Bacterial needle injections into host cells block immune responses

Bloggere: Egil Lien, Professor II at Centre of Molecular Inflammation Research (CEMIR) and Mathias Pontus Ørning, PhD candidate.

A number of human-pathogenic bacteria use specialized secretion systems to deliver bacterial effector proteins into host cells. These effector proteins can have many different functions, but the main bacterial goals are believed to be to create a favorable environment for bacterial growth. Thus, inhibition of the host immune responses can dampen bacterial killing and limitations of the infection, tasks that can be enacted by the host innate immune system. Simply said, the bacteria use the effectors to mess up host responses so they can multiply and survive themselves.

One of the most studied systems is called “type 3 secretion system”, and can be found in various pathogens such as Salmonella, E. coli, Shigella, Yersinia and others. These secretion systems are quite sophisticated nano-machines. A “needle” is protruding from the bacteria and creates a pore in the host cell. Subsequently, the bacterial effectors are translocated into the host cell via these needles and pores (1). It is likely that there is an evolutionary “arms race” between the bacteria and humans, where the bacteria find ways to block immune responses, but the body evolves new ways to circumvent the blockade and detect the infection. We can only hope that the host cells ultimately win!

NTNU-CEMIR researchers have used the “Black Death” plague bacteria – Yersinia pestis – as a model system, and have now discovered how some of these bacterial effectors can block new pathways of the innate immune system. The research has focused on how bacteria manipulate release of host inflammatory signals (cytokines) IL-1b and IL-18, which can induce anti-bacterial responses (2). Yersinia is very effective in dampening release of these cytokines, and one effector, called YopM, blocks activation of a cellular complex called the Pyrin inflammasome, which normally enables release of IL-1b and IL-18. A bacterial strain lacking YopM, attenuated in normal mice, was shown to be virulent in mice lacking Pyrin, thus proving that the mechanism is important for immune function in mammals (3).

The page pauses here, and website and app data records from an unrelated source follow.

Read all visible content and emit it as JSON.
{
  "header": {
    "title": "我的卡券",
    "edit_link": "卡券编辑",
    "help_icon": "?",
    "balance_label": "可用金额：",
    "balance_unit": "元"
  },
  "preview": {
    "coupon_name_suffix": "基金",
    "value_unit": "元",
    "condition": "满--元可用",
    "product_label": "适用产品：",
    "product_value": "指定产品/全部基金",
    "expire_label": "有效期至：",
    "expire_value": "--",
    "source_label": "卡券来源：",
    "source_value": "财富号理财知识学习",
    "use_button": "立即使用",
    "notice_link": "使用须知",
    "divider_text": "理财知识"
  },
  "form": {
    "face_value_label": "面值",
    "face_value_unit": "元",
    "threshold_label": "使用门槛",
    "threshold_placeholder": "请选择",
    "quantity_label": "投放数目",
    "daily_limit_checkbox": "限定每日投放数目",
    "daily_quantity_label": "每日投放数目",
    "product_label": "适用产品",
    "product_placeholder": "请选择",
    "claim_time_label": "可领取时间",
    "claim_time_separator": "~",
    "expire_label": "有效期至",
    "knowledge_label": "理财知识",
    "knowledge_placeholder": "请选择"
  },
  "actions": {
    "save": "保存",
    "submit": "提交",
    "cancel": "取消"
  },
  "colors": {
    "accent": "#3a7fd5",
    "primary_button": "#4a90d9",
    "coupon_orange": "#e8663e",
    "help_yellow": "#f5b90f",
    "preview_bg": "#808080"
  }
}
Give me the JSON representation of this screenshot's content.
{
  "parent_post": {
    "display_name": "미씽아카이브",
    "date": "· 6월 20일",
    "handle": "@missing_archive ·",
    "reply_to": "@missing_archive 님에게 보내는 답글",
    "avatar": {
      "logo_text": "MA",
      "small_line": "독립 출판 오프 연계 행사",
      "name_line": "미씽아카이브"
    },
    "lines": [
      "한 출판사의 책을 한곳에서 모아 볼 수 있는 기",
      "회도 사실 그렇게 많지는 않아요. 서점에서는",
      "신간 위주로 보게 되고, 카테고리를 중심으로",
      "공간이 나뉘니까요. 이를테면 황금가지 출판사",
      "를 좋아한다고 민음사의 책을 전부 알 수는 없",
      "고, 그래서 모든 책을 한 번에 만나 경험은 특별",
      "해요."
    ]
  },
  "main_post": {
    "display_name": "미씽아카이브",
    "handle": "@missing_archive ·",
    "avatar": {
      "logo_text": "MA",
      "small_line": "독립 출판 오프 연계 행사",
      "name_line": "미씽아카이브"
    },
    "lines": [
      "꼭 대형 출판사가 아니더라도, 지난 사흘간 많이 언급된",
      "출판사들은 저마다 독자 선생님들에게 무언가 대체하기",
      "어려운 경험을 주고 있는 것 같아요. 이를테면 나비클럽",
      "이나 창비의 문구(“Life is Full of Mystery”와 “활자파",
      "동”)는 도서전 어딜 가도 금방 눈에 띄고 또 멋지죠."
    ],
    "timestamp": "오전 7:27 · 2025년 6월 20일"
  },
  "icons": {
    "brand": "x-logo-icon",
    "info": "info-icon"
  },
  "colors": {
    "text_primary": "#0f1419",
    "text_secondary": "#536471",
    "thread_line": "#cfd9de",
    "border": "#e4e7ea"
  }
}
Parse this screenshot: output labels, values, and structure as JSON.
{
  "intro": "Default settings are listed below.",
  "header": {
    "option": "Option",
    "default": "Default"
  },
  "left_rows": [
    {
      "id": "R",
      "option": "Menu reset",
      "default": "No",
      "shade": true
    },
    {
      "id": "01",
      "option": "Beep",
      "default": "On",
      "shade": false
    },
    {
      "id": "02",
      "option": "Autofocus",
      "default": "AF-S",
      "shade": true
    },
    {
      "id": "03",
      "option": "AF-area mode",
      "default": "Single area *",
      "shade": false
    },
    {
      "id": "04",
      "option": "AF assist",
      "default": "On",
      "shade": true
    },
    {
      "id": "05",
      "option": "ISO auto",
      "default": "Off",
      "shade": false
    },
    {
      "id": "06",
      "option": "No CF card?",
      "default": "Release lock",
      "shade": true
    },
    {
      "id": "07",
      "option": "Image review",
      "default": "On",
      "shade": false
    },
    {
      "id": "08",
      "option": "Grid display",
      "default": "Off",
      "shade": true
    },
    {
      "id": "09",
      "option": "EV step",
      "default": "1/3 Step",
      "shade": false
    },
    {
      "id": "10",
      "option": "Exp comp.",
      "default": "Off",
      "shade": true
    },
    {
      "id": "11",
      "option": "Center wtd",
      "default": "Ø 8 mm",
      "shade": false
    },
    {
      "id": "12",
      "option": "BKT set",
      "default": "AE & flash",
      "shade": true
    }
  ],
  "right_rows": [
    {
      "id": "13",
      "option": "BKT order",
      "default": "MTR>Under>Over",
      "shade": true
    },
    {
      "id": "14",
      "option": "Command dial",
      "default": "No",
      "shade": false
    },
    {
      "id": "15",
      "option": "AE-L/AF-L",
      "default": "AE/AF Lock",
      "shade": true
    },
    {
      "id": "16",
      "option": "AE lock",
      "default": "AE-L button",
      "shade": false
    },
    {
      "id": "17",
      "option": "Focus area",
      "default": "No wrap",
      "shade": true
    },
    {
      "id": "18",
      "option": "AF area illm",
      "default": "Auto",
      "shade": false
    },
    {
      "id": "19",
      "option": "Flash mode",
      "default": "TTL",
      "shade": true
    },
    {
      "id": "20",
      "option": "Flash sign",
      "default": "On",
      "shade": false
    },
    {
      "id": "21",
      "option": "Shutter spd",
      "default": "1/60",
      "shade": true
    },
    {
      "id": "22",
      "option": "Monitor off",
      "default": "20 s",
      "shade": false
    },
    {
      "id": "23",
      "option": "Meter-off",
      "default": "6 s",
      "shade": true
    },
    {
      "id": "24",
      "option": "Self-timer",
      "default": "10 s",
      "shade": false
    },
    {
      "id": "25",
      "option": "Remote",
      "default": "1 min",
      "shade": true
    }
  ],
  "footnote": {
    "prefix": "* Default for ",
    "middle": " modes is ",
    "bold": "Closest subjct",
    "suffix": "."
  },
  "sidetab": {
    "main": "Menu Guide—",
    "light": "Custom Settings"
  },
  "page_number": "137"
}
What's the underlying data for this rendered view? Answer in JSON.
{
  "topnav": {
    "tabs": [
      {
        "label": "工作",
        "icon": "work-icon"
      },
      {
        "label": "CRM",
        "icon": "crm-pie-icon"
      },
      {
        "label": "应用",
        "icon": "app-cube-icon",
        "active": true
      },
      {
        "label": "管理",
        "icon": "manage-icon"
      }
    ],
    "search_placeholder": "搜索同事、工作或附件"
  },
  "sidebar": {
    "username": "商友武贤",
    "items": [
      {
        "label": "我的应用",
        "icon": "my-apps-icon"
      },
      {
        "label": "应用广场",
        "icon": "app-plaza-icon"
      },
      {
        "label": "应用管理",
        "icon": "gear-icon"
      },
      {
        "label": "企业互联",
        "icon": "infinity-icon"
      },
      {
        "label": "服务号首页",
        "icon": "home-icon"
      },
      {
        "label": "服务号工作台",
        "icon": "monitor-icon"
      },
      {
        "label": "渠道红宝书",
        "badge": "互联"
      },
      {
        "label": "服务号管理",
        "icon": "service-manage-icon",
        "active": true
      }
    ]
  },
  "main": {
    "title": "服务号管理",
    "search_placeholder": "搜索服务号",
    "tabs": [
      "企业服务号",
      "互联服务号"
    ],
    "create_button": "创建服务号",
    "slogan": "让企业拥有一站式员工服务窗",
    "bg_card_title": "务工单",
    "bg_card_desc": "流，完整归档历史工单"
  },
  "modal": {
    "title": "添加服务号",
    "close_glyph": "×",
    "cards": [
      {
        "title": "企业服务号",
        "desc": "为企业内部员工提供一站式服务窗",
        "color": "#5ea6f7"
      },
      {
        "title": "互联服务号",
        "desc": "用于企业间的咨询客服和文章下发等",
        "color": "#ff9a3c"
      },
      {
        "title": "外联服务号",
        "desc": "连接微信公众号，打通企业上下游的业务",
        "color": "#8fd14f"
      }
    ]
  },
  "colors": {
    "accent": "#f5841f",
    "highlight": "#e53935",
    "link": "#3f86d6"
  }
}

Curiously, some people, such as those with the inflammatory disease Familial Mediterranean Fever, have mutant forms of the Pyrin molecule. In these cases, the patients have increased release of IL-1b and IL-18. One hypothesis is that these individuals may have had altered susceptibility to infections (such as the Black Death) throughout history. Can they have been more resistant to infection since they may have increased levels of cytokines, and could this have been a positive selection factor? Perhaps more research can uncover links between Pyrin mutations, historical pandemics and modern infections. In any case, the CEMIR projects have so far uncovered a complex interplay between bacteria and their mammalian hosts, and shown novel aspects of how the body fights to limit infections.

Article about the subject (in norwegian): Slik angriper pest – og slik forsvarer vi oss

1. Ratner, D., Ørning, M.P.A., Lien, E. (2016). Bacterial secretion systems and regulation of inflammasome activation. J Leukocyte Biol. Online Nov 3. pii: jlb.4MR0716-330R.
2. Ratner, D., Ørning, M.P.A., Starheim, K.K., Marty-Roix, R., Proulx, M.K., Goguen, J.D., Lien, E. (2016). Manipulation of IL-1b and IL-18 production by Yersinia pestis effectors YopJ and YopM and redundant impact on virulence. J Biol Chem. 291, 9894-905.
3. Ratner, D., Ørning, M.P.A., Proulx, M.K., Wang, D., Gavrilin, M., Wewers, M., Alnemri, E., Johnson, P., Lee, B., Mecsas, J., Kayagaki, N., Goguen, J.D., and Lien, E. (2016): The Yersinia pestis effector YopM inhibits Pyrin inflammasome activation. PLoS Pathogens 12:e1006035.

This post is also available in: Norwegian Bokmål